ACTIVITY
Your answer should restate each line of the data below word for word.

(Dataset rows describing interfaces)
————————

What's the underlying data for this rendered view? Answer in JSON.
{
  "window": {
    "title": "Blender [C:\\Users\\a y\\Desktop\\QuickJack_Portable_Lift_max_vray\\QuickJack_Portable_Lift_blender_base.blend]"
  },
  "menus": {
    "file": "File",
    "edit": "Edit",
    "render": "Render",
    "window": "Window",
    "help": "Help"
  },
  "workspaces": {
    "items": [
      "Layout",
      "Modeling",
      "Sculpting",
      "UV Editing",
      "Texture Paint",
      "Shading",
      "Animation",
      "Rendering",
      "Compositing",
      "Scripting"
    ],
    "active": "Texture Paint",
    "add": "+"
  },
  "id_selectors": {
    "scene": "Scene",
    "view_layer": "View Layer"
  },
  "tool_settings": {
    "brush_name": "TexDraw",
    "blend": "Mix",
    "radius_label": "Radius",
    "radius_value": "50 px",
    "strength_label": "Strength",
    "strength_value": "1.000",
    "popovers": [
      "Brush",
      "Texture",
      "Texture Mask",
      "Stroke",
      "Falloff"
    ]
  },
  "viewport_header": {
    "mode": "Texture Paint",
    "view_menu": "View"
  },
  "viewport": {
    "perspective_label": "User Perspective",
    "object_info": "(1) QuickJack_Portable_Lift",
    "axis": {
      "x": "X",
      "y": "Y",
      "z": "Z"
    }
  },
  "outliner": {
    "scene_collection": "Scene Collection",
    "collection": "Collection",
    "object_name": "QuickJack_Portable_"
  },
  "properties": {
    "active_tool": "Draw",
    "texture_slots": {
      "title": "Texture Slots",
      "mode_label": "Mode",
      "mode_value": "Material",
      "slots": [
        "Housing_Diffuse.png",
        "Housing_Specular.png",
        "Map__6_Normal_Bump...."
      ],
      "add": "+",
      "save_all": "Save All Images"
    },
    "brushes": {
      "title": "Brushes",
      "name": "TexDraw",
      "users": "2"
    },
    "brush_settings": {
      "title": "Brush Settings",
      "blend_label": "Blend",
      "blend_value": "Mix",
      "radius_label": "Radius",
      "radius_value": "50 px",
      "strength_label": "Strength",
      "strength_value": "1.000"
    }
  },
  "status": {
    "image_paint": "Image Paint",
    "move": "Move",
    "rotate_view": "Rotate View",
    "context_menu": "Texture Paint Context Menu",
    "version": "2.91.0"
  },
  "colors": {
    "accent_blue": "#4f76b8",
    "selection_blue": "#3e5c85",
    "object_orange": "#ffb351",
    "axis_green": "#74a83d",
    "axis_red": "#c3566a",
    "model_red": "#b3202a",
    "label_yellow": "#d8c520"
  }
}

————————

RESPONSE BELOW
What's the underlying data for this rendered view? Answer in JSON.
{
  "window": {
    "title": "Blender [C:\\Users\\a y\\Desktop\\QuickJack_Portable_Lift_max_vray\\QuickJack_Portable_Lift_blender_base.blend]"
  },
  "menus": {
    "file": "File",
    "edit": "Edit",
    "render": "Render",
    "window": "Window",
    "help": "Help"
  },
  "workspaces": {
    "items": [
      "Layout",
      "Modeling",
      "Sculpting",
      "UV Editing",
      "Texture Paint",
      "Shading",
      "Animation",
      "Rendering",
      "Compositing",
      "Scripting"
    ],
    "active": "Texture Paint",
    "add": "+"
  },
  "id_selectors": {
    "scene": "Scene",
    "view_layer": "View Layer"
  },
  "tool_settings": {
    "brush_name": "TexDraw",
    "blend": "Mix",
    "radius_label": "Radius",
    "radius_value": "50 px",
    "strength_label": "Strength",
    "strength_value": "1.000",
    "popovers": [
      "Brush",
      "Texture",
      "Texture Mask",
      "Stroke",
      "Falloff"
    ]
  },
  "viewport_header": {
    "mode": "Texture Paint",
    "view_menu": "View"
  },
  "viewport": {
    "perspective_label": "User Perspective",
    "object_info": "(1) QuickJack_Portable_Lift",
    "axis": {
      "x": "X",
      "y": "Y",
      "z": "Z"
    }
  },
  "outliner": {
    "scene_collection": "Scene Collection",
    "collection": "Collection",
    "object_name": "QuickJack_Portable_"
  },
  "properties": {
    "active_tool": "Draw",
    "texture_slots": {
      "title": "Texture Slots",
      "mode_label": "Mode",
      "mode_value": "Material",
      "slots": [
        "Housing_Diffuse.png",
        "Housing_Specular.png",
        "Map__6_Normal_Bump...."
      ],
      "add": "+",
      "save_all": "Save All Images"
    },
    "brushes": {
      "title": "Brushes",
      "name": "TexDraw",
      "users": "2"
    },
    "brush_settings": {
      "title": "Brush Settings",
      "blend_label": "Blend",
      "blend_value": "Mix",
      "radius_label": "Radius",
      "radius_value": "50 px",
      "strength_label": "Strength",
      "strength_value": "1.000"
    }
  },
  "status": {
    "image_paint": "Image Paint",
    "move": "Move",
    "rotate_view": "Rotate View",
    "context_menu": "Texture Paint Context Menu",
    "version": "2.91.0"
  },
  "colors": {
    "accent_blue": "#4f76b8",
    "selection_blue": "#3e5c85",
    "object_orange": "#ffb351",
    "axis_green": "#74a83d",
    "axis_red": "#c3566a",
    "model_red": "#b3202a",
    "label_yellow": "#d8c520"
  }
}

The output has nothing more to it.